Orcas: How to make our reusable banners

XR Scotland Orcas is a water-based group taking actions for a better future for our planet and our communities.

So far, at most of our actions we’ve been using a different type of banner to the more traditional style banner seen on land-based actions. We were taught this method by our lovely friends from Backbone Campaign, an organisation at the forefront of progressive change in the USA.

The banners we use are very adaptable and flexible for different types of land use but there are very good reasons for using the net style banner on the seas.

It’s lightweight, durable and allows the wind through so it doesn’t act as a sail and take the Orcas all the way to Norway. It also saves a lot of plastic and money although it does take time and a bit of investment to set it all up. Once you’ve made all the letters and characters, you can recycle them into different messages for different actions.

Backbone Campaign have published detailed instructions on making these kind of banners so we recommend you download them. However, the instructions use American products that are not available in Britain. We are definitely not experts at this but hopefully these notes supplement Backbone’s instructions. You can always contact us on xrglasgow@gmail.com if you want any help or have any questions.

We bought Deer mesh: TENAX C Flex Select Fencing where you can buy by the metre.

For the permeable membrane material we used Strotex but other brands could work just as well. You could ask your local builder yards if they have any spare ends they don’t want.

We painted the membrane with Regal prime and seal, left it for 24 hrs to cure and then two coats of Regal’s brightest orange outdoor paint (decorative gloss exterior metal paint) we could find as we couldn’t find the paint Backbone Campaign used.

We bought a couple of IGADPole 17 foot (5m) telescopic poles that cost about £65 each. This gives us great flexibility with hoisting banners at different heights. We tie the netting to the poles using bungee toggles.

We used the Backbone Campaign’s character template and got our local printer to print them out on A3 card paper.

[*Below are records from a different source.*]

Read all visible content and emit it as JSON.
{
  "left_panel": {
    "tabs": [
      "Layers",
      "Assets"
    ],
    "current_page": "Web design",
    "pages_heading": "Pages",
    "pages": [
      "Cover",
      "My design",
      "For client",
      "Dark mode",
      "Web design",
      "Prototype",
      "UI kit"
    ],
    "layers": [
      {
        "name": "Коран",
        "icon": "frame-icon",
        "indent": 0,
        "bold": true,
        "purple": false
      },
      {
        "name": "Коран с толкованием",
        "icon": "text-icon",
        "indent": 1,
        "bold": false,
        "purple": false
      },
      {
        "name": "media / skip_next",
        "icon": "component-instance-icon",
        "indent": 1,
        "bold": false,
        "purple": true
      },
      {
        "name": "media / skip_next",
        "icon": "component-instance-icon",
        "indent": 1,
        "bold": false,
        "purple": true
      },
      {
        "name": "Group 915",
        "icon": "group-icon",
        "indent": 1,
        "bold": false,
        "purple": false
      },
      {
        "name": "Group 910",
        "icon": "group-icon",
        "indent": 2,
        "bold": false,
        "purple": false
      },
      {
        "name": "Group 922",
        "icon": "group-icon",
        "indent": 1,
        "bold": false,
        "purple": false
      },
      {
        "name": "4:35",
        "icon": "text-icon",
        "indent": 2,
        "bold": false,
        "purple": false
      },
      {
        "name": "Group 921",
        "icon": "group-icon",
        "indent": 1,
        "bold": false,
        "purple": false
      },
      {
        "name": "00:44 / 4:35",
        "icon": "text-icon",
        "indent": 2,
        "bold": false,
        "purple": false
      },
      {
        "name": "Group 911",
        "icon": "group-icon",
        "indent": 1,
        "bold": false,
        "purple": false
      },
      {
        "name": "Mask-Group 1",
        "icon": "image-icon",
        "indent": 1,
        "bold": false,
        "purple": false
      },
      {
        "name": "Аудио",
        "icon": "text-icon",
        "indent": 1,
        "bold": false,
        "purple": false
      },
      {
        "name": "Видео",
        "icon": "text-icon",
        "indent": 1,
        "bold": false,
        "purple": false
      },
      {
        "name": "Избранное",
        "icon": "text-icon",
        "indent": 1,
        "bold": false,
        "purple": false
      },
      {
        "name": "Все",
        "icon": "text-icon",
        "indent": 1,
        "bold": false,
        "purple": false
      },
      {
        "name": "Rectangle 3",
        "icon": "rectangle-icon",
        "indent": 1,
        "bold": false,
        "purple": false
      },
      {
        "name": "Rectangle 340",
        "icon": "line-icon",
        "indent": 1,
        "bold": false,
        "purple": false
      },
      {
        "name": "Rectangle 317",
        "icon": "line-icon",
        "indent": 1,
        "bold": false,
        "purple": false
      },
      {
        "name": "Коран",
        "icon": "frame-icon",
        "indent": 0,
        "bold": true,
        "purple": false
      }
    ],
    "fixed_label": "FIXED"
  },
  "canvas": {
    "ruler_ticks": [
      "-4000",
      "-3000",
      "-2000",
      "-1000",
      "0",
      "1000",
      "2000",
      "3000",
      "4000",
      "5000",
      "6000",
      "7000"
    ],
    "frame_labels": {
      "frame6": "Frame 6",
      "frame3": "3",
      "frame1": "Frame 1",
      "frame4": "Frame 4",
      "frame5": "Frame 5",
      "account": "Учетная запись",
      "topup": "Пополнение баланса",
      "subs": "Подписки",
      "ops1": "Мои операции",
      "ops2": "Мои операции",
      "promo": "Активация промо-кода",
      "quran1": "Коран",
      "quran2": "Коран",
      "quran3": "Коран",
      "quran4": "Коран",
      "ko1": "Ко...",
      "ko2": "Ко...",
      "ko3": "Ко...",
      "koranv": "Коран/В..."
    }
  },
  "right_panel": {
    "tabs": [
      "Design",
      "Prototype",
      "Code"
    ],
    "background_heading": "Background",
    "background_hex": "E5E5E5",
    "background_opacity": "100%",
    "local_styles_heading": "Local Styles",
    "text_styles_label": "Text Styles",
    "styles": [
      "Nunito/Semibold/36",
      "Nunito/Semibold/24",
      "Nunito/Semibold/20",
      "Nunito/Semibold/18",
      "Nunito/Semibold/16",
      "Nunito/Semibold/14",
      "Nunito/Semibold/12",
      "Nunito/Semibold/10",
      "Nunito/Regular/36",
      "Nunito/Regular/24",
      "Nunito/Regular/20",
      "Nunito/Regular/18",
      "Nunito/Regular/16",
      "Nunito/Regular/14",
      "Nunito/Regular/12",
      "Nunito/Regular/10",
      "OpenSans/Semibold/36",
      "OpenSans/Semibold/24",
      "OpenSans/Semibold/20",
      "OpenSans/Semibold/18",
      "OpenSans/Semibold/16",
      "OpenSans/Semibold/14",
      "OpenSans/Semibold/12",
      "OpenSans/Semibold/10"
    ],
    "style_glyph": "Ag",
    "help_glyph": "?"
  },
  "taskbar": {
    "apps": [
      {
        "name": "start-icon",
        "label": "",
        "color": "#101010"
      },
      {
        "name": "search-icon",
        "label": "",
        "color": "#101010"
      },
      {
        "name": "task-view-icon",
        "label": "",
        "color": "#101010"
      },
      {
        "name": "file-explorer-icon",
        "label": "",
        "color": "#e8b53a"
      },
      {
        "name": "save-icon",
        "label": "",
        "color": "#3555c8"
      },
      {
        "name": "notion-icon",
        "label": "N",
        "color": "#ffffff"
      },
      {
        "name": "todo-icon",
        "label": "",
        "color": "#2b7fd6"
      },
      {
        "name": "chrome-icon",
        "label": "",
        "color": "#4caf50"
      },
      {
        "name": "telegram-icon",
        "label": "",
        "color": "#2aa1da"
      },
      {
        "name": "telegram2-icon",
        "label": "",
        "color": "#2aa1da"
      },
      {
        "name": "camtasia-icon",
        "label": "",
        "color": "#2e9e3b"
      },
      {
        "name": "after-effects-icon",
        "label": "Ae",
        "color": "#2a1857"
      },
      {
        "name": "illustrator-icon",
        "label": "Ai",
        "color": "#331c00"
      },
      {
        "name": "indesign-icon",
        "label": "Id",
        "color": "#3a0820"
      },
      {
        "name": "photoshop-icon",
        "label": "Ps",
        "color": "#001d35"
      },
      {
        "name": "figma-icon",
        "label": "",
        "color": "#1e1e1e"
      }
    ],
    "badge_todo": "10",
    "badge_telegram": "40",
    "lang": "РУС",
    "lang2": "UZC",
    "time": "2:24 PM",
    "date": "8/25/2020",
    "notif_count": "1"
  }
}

We then used the card to trace out the letters on the painted membrane. We cut them out with some heavy scissors, punched holes in them with a normal office hole puncher and then tie the letters to the netting using twist ties which can be reused.

If you save some money, please make a donation to Backbone Campaign to help them do more of their amazing work.